Join your colleagues and author James M. Lang in discussing the book Small Teaching on Twitter.
We are all strapped for time, but we have access to the internet, and we can all carve out five minutes a day.
It’s called a “Twitter Chat” or in this case a “slow chat.” Chats are organized on twitter using a hashtag (#), and ours will be: #NJCSTchat.
The chat will allow us to discuss ideas found in Small Teaching, ask the author questions (to which he will respond!), and all from the comfort of…well, wherever you happen to be when you decide to check out the chat.
Tell me that’s not better than an in-service!
Here’s how it works:
- Create a Twitter account if you don’t have one (mine is: @JessebAdam)
- I will post daily questions with the hashtag #NJCSTchat
- Click on or search for the #NJCSTchat, and click on “Latest” to see responses
- To respond to the questions, click on the “Tweet” button
- Be sure to include the hashtag (#NJCSTchat) so that others will see your tweet!
- Respond to other tweets by clicking reply
In 5-10 minutes a day you can have a miniature professional development session from wherever you’d like!
We will chat on the following weeks:
- Intro: Oct. 23-27
- Retrieval: Nov. 6-10
- Predicting: Nov. 27-Dec.1
- Interleaving: Dec. 11-15
If you are interested, but this whole Twitter chat concept is alien to you, let me know!
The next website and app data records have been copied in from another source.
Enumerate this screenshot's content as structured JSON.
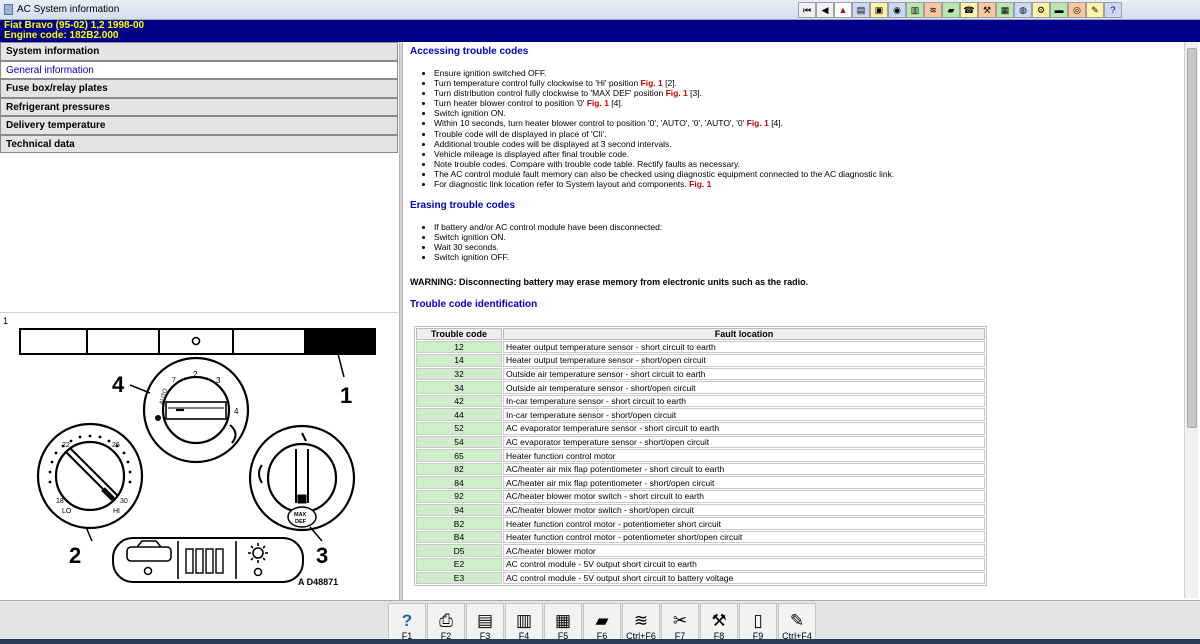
{
  "window": {
    "title": "AC System information"
  },
  "toolbar": {
    "icons": [
      {
        "name": "first-icon",
        "glyph": "⏮"
      },
      {
        "name": "back-icon",
        "glyph": "◀"
      },
      {
        "name": "warning-icon",
        "glyph": "▲"
      },
      {
        "name": "document-icon",
        "glyph": "▤"
      },
      {
        "name": "image-icon",
        "glyph": "▣"
      },
      {
        "name": "component-icon",
        "glyph": "◉"
      },
      {
        "name": "chart-icon",
        "glyph": "▥"
      },
      {
        "name": "wiring-icon",
        "glyph": "≋"
      },
      {
        "name": "vehicle-icon",
        "glyph": "▰"
      },
      {
        "name": "phone-icon",
        "glyph": "☎"
      },
      {
        "name": "tools-icon",
        "glyph": "⚒"
      },
      {
        "name": "data-icon",
        "glyph": "▦"
      },
      {
        "name": "sensor-icon",
        "glyph": "◍"
      },
      {
        "name": "engine-icon",
        "glyph": "⚙"
      },
      {
        "name": "car-icon",
        "glyph": "▬"
      },
      {
        "name": "brake-icon",
        "glyph": "◎"
      },
      {
        "name": "note-icon",
        "glyph": "✎"
      },
      {
        "name": "help-icon",
        "glyph": "?"
      }
    ]
  },
  "vehicle": {
    "model": "Fiat   Bravo (95-02) 1,2   1998-00",
    "engine": "Engine code: 182B2.000"
  },
  "sidebar": {
    "items": [
      {
        "label": "System information",
        "active": false
      },
      {
        "label": "General information",
        "active": true
      },
      {
        "label": "Fuse box/relay plates",
        "active": false
      },
      {
        "label": "Refrigerant pressures",
        "active": false
      },
      {
        "label": "Delivery temperature",
        "active": false
      },
      {
        "label": "Technical data",
        "active": false
      }
    ]
  },
  "figure": {
    "number": "1",
    "code": "A D48871",
    "callouts": [
      "1",
      "2",
      "3",
      "4"
    ],
    "dial_left": {
      "t22": "22",
      "t26": "26",
      "t18": "18",
      "t30": "30",
      "lo": "LO",
      "hi": "HI"
    },
    "dial_top": {
      "t1": "1",
      "t2": "2",
      "t3": "3",
      "t4": "4",
      "t7": "7",
      "auto": "AUTO"
    },
    "dial_right": {
      "max_def": "MAX",
      "def": "DEF"
    }
  },
  "content": {
    "accessing": {
      "heading": "Accessing trouble codes",
      "steps": [
        {
          "text": "Ensure ignition switched OFF.",
          "fig": "",
          "ref": ""
        },
        {
          "text": "Turn temperature control fully clockwise to 'Hi' position ",
          "fig": "Fig. 1",
          "ref": " [2]."
        },
        {
          "text": "Turn distribution control fully clockwise to 'MAX DEF' position ",
          "fig": "Fig. 1",
          "ref": " [3]."
        },
        {
          "text": "Turn heater blower control to position '0' ",
          "fig": "Fig. 1",
          "ref": " [4]."
        },
        {
          "text": "Switch ignition ON.",
          "fig": "",
          "ref": ""
        },
        {
          "text": "Within 10 seconds, turn heater blower control to position '0', 'AUTO', '0', 'AUTO', '0' ",
          "fig": "Fig. 1",
          "ref": " [4]."
        },
        {
          "text": "Trouble code will de displayed in place of 'Cli'.",
          "fig": "",
          "ref": ""
        },
        {
          "text": "Additional trouble codes will be displayed at 3 second intervals.",
          "fig": "",
          "ref": ""
        },
        {
          "text": "Vehicle mileage is displayed after final trouble code.",
          "fig": "",
          "ref": ""
        },
        {
          "text": "Note trouble codes. Compare with trouble code table. Rectify faults as necessary.",
          "fig": "",
          "ref": ""
        },
        {
          "text": "The AC control module fault memory can also be checked using diagnostic equipment connected to the AC diagnostic link.",
          "fig": "",
          "ref": ""
        },
        {
          "text": "For diagnostic link location refer to System layout and components. ",
          "fig": "Fig. 1",
          "ref": ""
        }
      ]
    },
    "erasing": {
      "heading": "Erasing trouble codes",
      "steps": [
        "If battery and/or AC control module have been disconnected:",
        "Switch ignition ON.",
        "Wait 30 seconds.",
        "Switch ignition OFF."
      ]
    },
    "warning": "WARNING: Disconnecting battery may erase memory from electronic units such as the radio.",
    "identification": {
      "heading": "Trouble code identification",
      "col_code": "Trouble code",
      "col_fault": "Fault location",
      "rows": [
        {
          "code": "12",
          "fault": "Heater output temperature sensor - short circuit to earth"
        },
        {
          "code": "14",
          "fault": "Heater output temperature sensor - short/open circuit"
        },
        {
          "code": "32",
          "fault": "Outside air temperature sensor - short circuit to earth"
        },
        {
          "code": "34",
          "fault": "Outside air temperature sensor - short/open circuit"
        },
        {
          "code": "42",
          "fault": "In-car temperature sensor - short circuit to earth"
        },
        {
          "code": "44",
          "fault": "In-car temperature sensor - short/open circuit"
        },
        {
          "code": "52",
          "fault": "AC evaporator temperature sensor - short circuit to earth"
        },
        {
          "code": "54",
          "fault": "AC evaporator temperature sensor - short/open circuit"
        },
        {
          "code": "65",
          "fault": "Heater function control motor"
        },
        {
          "code": "82",
          "fault": "AC/heater air mix flap potentiometer - short circuit to earth"
        },
        {
          "code": "84",
          "fault": "AC/heater air mix flap potentiometer - short/open circuit"
        },
        {
          "code": "92",
          "fault": "AC/heater blower motor switch - short circuit to earth"
        },
        {
          "code": "94",
          "fault": "AC/heater blower motor switch - short/open circuit"
        },
        {
          "code": "B2",
          "fault": "Heater function control motor - potentiometer short circuit"
        },
        {
          "code": "B4",
          "fault": "Heater function control motor - potentiometer short/open circuit"
        },
        {
          "code": "D5",
          "fault": "AC/heater blower motor"
        },
        {
          "code": "E2",
          "fault": "AC control module - 5V output short circuit to earth"
        },
        {
          "code": "E3",
          "fault": "AC control module - 5V output short circuit to battery voltage"
        }
      ]
    }
  },
  "function_keys": [
    {
      "label": "F1",
      "icon": "help-icon",
      "glyph": "?"
    },
    {
      "label": "F2",
      "icon": "print-icon",
      "glyph": "⎙"
    },
    {
      "label": "F3",
      "icon": "print-list-icon",
      "glyph": "▤"
    },
    {
      "label": "F4",
      "icon": "print-page-icon",
      "glyph": "▥"
    },
    {
      "label": "F5",
      "icon": "document-icon",
      "glyph": "▦"
    },
    {
      "label": "F6",
      "icon": "module-icon",
      "glyph": "▰"
    },
    {
      "label": "Ctrl+F6",
      "icon": "wiring-icon",
      "glyph": "≋"
    },
    {
      "label": "F7",
      "icon": "tools-icon",
      "glyph": "✂"
    },
    {
      "label": "F8",
      "icon": "mechanic-icon",
      "glyph": "⚒"
    },
    {
      "label": "F9",
      "icon": "book-icon",
      "glyph": "▯"
    },
    {
      "label": "Ctrl+F4",
      "icon": "notes-icon",
      "glyph": "✎"
    }
  ]
}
I am happy to walk you through the process or answer any questions you may have.
Still skeptical of using a social media site for a professional development tool? I was too once. But I am so convinced of the power Twitter holds as a professional development tool that I wrote the following blog:
Not only does Twitter allow us to come together in the midst of our busy schedules, it allows us to interact with the author himself!
James M. Lang is a professor of English and director of the D’Amour Center for Teaching Excellence at Assumption college in Massachusetts. Dr. Lang has graciously agreed to chime in on our conversations as his schedule allows.
We don’t have to wait for an in-service or distant conference to ask those burning questions, we can ask them as we read!
I am excited to start the conversation! I leave you with another thought, one I’ve share before, from author and education innovator George Couros:
“What if every teacher tweeted one thing a day that they did in their classroom to a school hashtag, and they took five minutes out of their day to read each other’s tweets? What impact would that have on learning and school culture?”
George Couros, Crowd Accelerated Innovation